ScotsEdit

NounEdit

deevil (plural deevils)

  1. Alternative form of deil
    • 1881, Margaret O. (Wilson) Oliphant, The Open Door, and the Portrait.[1] (in English):
      If the deevil himsel was in the auld hoose, I have no interest in 't one way or another—" "Sandy, hold your peace!" cried his wife imperatively. "
    • 1912, O. Douglas, Olivia in India[2] (in English):
      The last I saw of her she had seized the khansamah's young assistant and was shouting at him, "Chokra—ye impident little black deevil, will you tell this moment, has there been an accident?"

YolaEdit

EtymologyEdit

From Middle English devel, from Old English dēofol.

NounEdit

deevil

  1. devil

ReferencesEdit

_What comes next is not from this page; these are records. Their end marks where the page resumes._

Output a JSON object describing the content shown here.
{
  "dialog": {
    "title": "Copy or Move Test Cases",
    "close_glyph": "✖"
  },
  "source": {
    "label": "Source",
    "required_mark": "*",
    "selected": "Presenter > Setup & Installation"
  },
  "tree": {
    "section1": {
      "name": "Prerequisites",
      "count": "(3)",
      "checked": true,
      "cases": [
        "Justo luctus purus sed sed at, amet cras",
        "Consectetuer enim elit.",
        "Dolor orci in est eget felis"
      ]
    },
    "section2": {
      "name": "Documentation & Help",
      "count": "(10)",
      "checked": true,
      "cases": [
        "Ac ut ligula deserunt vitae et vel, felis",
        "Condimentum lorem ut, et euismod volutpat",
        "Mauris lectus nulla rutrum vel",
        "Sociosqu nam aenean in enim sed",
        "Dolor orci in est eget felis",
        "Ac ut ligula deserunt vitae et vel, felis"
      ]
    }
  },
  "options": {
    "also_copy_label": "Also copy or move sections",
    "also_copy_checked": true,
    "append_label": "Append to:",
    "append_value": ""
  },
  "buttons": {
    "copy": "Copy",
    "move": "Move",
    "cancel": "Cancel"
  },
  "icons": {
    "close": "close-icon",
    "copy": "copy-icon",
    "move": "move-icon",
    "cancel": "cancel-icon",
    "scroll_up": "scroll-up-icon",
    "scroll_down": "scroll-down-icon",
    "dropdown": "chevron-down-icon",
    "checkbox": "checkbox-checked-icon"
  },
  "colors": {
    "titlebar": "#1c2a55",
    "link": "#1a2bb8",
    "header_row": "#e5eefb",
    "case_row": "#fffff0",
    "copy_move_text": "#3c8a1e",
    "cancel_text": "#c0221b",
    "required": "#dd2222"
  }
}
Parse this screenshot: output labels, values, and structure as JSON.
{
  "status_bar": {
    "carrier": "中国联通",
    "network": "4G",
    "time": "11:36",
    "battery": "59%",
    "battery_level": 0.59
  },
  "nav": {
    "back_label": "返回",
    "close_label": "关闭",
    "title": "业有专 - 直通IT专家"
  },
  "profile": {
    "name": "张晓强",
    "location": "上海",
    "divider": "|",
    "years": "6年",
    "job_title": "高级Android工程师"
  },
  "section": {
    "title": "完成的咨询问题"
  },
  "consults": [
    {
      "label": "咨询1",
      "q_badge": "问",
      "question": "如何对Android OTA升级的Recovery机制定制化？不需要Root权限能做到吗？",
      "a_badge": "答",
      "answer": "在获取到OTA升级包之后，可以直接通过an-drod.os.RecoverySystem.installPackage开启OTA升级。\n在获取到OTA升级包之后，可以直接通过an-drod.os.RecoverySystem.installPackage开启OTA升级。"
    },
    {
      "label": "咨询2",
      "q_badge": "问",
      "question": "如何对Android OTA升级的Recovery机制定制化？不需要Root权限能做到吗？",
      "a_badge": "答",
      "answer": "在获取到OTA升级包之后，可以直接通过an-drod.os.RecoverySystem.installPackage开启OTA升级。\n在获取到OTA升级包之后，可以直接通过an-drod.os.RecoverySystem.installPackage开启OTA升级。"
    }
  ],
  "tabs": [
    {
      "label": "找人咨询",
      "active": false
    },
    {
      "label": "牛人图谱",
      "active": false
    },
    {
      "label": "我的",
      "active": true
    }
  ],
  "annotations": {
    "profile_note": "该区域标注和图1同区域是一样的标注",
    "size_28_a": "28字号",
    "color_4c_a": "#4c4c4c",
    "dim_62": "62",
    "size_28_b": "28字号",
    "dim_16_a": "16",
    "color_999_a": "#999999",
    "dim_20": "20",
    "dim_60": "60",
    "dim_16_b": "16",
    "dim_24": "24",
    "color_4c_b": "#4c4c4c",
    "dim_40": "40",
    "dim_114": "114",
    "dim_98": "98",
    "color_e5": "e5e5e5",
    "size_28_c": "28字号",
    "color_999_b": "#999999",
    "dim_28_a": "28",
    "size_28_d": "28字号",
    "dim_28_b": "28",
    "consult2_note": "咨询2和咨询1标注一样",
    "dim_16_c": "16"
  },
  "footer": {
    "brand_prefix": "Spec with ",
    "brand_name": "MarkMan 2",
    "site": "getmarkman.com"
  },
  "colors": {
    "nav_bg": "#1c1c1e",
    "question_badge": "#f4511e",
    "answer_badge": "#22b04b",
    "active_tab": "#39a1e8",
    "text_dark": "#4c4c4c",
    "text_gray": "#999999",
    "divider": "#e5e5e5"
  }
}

  • Jacob Poole (1867), William Barnes, editor, A Glossary, With some Pieces of Verse, of the old Dialect of the English Colony in the Baronies of Forth and Bargy, County of Wexford, Ireland, London: J. Russell Smith